I wrote that nearly a month ago, after the hype surrounding the new Fleet Foxes and Beach House records. Hoping it was a phase and nothing to get overly excited about, I saved it to my drafts. But after reviewing this week’s Canadian college music chart, I discovered a band from Calgary called Women, and — alas! — the lo-fi, lazy movement continues with surprising strength…you know…because the music is so sluggish…where would they get the energy…oh, forget it.
Now, I understand the appeal: aren’t we tired of the bombastic, excitable baroque-pop that nearly makes us want to dance (but of course we would never really dance because we are too cool for dancing)? Could we perhaps non-dance to something other than that overwrought “meatslicer” beat? Wouldn’t we rather just take a huge break from this complicated “indie” thing? Well, I’d like to. I’ve renounced indie before…but I do not necessarily condone this new business that’s going on. My problem is that I’ve heard it all before. I’ve listened to Pet Sounds and that Velvet Underground box set with the banana on the cover and everything by David Bowie and the Beatles and, well, shouldn’t we be moving forward? I loved Dionne Warwick and Burt Bacharach, the “Wall of Sound” and the 60’s. But what about onwards and upwards? With our songwriting and our production? References to the past are lovely and intriguing, but a band’s entire thing being a reference to the past? Too quaint. Far too much so.

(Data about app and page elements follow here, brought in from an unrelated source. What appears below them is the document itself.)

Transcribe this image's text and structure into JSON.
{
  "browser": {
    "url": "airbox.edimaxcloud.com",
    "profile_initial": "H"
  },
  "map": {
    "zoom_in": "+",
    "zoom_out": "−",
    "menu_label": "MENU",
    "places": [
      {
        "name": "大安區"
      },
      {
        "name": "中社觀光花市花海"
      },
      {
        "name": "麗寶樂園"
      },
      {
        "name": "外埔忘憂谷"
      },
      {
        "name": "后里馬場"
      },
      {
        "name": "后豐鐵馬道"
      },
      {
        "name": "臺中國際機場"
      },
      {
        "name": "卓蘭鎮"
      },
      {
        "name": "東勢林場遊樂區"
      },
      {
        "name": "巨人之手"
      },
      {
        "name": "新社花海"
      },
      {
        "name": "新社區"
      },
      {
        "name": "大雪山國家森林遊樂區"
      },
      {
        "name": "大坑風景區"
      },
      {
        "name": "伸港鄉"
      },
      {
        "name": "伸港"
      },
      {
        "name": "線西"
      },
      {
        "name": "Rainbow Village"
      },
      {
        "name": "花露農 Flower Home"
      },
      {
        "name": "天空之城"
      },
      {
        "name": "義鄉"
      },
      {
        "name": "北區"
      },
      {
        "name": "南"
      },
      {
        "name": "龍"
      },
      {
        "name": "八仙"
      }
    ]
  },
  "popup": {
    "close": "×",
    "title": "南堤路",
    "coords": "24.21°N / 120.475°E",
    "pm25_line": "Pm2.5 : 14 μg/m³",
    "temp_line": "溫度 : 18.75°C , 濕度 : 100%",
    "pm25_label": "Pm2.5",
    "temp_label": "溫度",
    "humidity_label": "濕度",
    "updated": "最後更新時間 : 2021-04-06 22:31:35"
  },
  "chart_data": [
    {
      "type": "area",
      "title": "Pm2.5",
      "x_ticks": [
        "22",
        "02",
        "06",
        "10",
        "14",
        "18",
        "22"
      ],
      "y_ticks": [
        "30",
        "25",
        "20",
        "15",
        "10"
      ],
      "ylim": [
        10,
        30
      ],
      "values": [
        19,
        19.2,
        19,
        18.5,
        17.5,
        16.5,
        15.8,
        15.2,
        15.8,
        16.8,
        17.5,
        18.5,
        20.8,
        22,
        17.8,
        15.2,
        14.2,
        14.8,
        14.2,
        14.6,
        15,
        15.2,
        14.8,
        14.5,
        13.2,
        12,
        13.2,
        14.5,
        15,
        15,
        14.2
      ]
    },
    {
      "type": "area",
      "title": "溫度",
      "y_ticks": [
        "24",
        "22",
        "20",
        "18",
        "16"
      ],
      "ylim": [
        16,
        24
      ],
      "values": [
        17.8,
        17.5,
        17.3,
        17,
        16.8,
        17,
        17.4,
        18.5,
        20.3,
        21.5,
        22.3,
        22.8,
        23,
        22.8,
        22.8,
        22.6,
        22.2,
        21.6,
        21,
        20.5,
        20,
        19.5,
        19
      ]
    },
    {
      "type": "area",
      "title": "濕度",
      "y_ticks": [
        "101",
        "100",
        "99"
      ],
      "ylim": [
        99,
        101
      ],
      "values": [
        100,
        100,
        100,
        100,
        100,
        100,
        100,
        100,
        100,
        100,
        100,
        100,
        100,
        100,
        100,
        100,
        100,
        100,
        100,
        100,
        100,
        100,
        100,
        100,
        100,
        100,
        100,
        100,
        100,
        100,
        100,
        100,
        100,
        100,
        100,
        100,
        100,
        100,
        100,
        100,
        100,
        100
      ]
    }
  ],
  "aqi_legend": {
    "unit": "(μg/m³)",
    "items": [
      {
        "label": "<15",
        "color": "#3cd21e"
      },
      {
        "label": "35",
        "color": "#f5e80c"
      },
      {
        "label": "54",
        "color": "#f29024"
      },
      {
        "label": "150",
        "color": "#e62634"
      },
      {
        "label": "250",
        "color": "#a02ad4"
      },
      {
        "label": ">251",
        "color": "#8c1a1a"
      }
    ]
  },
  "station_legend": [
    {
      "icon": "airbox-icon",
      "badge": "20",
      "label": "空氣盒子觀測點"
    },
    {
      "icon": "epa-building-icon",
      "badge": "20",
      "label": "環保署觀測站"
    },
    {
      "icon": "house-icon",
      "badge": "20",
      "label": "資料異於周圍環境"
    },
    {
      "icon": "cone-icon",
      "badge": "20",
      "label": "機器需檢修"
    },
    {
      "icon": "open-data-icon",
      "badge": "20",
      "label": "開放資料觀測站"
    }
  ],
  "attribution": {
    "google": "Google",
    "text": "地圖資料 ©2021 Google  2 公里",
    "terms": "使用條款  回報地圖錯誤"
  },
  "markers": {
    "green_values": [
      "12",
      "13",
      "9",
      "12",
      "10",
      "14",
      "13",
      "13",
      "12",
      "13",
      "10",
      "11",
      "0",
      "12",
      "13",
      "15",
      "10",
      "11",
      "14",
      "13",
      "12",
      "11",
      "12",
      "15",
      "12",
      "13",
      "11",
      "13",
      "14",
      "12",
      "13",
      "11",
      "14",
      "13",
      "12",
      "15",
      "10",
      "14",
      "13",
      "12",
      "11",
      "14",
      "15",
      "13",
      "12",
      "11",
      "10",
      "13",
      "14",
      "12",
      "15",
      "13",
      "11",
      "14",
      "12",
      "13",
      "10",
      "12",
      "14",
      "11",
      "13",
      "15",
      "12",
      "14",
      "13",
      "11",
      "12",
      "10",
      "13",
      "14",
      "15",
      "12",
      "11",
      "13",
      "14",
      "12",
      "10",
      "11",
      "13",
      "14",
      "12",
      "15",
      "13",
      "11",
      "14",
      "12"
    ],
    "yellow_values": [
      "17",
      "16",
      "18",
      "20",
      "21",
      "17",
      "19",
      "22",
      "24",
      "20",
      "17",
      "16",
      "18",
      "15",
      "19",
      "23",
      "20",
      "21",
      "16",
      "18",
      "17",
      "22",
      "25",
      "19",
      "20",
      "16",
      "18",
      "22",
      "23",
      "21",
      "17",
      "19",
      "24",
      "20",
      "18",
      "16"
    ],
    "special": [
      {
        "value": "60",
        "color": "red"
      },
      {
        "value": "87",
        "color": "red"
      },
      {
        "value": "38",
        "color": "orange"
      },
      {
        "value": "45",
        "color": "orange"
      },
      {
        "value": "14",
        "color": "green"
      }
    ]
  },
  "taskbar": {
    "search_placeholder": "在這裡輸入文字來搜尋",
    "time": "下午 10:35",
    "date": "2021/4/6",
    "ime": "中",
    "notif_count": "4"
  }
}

I suppose I am continuously trying to cope with our saturated modern musical climate. You know, I was a huge Elvis Costello fan in uni, and as fromaggio as he can be at times (
Shipbuilding Good Year For the Roses, anyone?…Wotty, you win.) you’d be hard up to find talent like his anymore. It’s few and far between, being a good songwriter and then presenter of those songs, both live and on record. I noticed that the Elvis Costello wiki classifies him in earnest as both punk rock and new wave. Nowadays if you’d see some new band classified the same way, their music would you’d probably make you want to: 1. vomit, then 2. commit suicide.
Maybe this new, mellow sound can be likened to the popularity of ambient music in the 90’s with musicians like The Orb and Aphex Twin: everybody needed a break from all that serious, alternative stuff. In conclusion, The Besnard Lakes is to Bloc Party as Global Communication was to Nirvana.